Source material:
◇ ◇ ◇

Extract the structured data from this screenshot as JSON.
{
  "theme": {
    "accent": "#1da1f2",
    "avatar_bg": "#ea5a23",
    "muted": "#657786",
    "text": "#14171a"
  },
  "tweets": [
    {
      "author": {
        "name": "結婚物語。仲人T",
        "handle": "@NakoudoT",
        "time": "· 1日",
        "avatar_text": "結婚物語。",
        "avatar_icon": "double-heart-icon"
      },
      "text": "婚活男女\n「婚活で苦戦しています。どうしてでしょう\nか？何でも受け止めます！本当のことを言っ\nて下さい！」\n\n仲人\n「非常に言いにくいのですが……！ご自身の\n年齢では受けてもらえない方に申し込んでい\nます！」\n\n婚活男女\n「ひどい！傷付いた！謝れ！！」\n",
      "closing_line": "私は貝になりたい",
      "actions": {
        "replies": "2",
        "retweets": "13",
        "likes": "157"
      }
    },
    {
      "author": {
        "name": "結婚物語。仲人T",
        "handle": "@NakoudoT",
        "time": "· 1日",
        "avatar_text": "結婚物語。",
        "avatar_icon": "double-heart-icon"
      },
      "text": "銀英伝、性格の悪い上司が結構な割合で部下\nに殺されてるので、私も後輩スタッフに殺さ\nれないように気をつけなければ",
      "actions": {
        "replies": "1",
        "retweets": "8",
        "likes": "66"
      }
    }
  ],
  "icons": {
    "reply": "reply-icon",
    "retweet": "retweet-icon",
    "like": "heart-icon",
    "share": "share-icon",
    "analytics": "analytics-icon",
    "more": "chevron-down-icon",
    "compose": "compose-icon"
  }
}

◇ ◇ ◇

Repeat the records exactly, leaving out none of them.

Extract the structured data from this screenshot as JSON.
{
  "theme": {
    "accent": "#1da1f2",
    "avatar_bg": "#ea5a23",
    "muted": "#657786",
    "text": "#14171a"
  },
  "tweets": [
    {
      "author": {
        "name": "結婚物語。仲人T",
        "handle": "@NakoudoT",
        "time": "· 1日",
        "avatar_text": "結婚物語。",
        "avatar_icon": "double-heart-icon"
      },
      "text": "婚活男女\n「婚活で苦戦しています。どうしてでしょう\nか？何でも受け止めます！本当のことを言っ\nて下さい！」\n\n仲人\n「非常に言いにくいのですが……！ご自身の\n年齢では受けてもらえない方に申し込んでい\nます！」\n\n婚活男女\n「ひどい！傷付いた！謝れ！！」\n",
      "closing_line": "私は貝になりたい",
      "actions": {
        "replies": "2",
        "retweets": "13",
        "likes": "157"
      }
    },
    {
      "author": {
        "name": "結婚物語。仲人T",
        "handle": "@NakoudoT",
        "time": "· 1日",
        "avatar_text": "結婚物語。",
        "avatar_icon": "double-heart-icon"
      },
      "text": "銀英伝、性格の悪い上司が結構な割合で部下\nに殺されてるので、私も後輩スタッフに殺さ\nれないように気をつけなければ",
      "actions": {
        "replies": "1",
        "retweets": "8",
        "likes": "66"
      }
    }
  ],
  "icons": {
    "reply": "reply-icon",
    "retweet": "retweet-icon",
    "like": "heart-icon",
    "share": "share-icon",
    "analytics": "analytics-icon",
    "more": "chevron-down-icon",
    "compose": "compose-icon"
  }
}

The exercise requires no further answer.